== Segment start ==

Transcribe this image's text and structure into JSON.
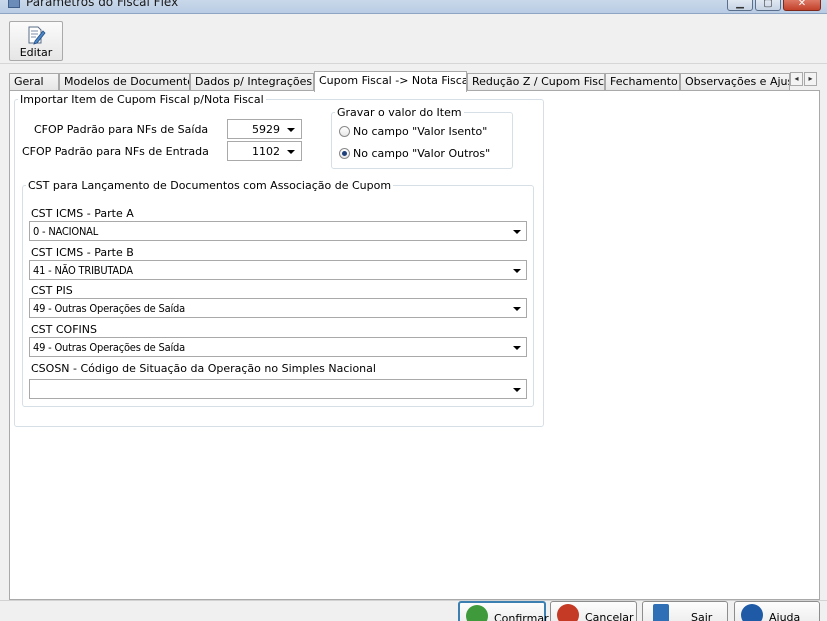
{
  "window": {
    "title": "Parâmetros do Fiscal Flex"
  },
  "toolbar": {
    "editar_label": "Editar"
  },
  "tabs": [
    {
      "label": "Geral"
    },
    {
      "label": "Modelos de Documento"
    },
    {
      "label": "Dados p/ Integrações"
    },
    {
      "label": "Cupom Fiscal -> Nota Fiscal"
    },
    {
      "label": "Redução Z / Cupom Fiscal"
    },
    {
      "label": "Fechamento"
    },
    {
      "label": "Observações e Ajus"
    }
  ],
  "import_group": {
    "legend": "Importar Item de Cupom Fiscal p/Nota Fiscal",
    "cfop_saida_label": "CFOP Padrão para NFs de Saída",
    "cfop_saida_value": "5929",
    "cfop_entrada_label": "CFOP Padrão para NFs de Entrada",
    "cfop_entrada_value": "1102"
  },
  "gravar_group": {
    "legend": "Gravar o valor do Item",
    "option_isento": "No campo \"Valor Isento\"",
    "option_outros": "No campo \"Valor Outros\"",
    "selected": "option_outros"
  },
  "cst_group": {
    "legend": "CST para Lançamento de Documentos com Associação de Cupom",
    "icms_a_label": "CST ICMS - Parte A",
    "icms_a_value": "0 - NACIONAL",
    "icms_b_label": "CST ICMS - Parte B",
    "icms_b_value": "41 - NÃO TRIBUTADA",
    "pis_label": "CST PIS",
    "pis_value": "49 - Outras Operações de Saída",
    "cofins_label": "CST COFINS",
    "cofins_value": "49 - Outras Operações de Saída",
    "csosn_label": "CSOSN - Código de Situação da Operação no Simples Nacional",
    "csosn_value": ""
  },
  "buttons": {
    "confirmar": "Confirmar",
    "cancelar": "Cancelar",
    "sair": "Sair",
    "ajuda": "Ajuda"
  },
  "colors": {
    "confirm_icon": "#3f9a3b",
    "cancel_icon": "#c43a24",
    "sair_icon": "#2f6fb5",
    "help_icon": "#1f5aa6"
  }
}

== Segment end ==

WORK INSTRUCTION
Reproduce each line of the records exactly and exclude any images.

PROBLEM SOLUTION
Transcribe this image's text and structure into JSON.
{
  "window": {
    "title": "Parâmetros do Fiscal Flex"
  },
  "toolbar": {
    "editar_label": "Editar"
  },
  "tabs": [
    {
      "label": "Geral"
    },
    {
      "label": "Modelos de Documento"
    },
    {
      "label": "Dados p/ Integrações"
    },
    {
      "label": "Cupom Fiscal -> Nota Fiscal"
    },
    {
      "label": "Redução Z / Cupom Fiscal"
    },
    {
      "label": "Fechamento"
    },
    {
      "label": "Observações e Ajus"
    }
  ],
  "import_group": {
    "legend": "Importar Item de Cupom Fiscal p/Nota Fiscal",
    "cfop_saida_label": "CFOP Padrão para NFs de Saída",
    "cfop_saida_value": "5929",
    "cfop_entrada_label": "CFOP Padrão para NFs de Entrada",
    "cfop_entrada_value": "1102"
  },
  "gravar_group": {
    "legend": "Gravar o valor do Item",
    "option_isento": "No campo \"Valor Isento\"",
    "option_outros": "No campo \"Valor Outros\"",
    "selected": "option_outros"
  },
  "cst_group": {
    "legend": "CST para Lançamento de Documentos com Associação de Cupom",
    "icms_a_label": "CST ICMS - Parte A",
    "icms_a_value": "0 - NACIONAL",
    "icms_b_label": "CST ICMS - Parte B",
    "icms_b_value": "41 - NÃO TRIBUTADA",
    "pis_label": "CST PIS",
    "pis_value": "49 - Outras Operações de Saída",
    "cofins_label": "CST COFINS",
    "cofins_value": "49 - Outras Operações de Saída",
    "csosn_label": "CSOSN - Código de Situação da Operação no Simples Nacional",
    "csosn_value": ""
  },
  "buttons": {
    "confirmar": "Confirmar",
    "cancelar": "Cancelar",
    "sair": "Sair",
    "ajuda": "Ajuda"
  },
  "colors": {
    "confirm_icon": "#3f9a3b",
    "cancel_icon": "#c43a24",
    "sair_icon": "#2f6fb5",
    "help_icon": "#1f5aa6"
  }
}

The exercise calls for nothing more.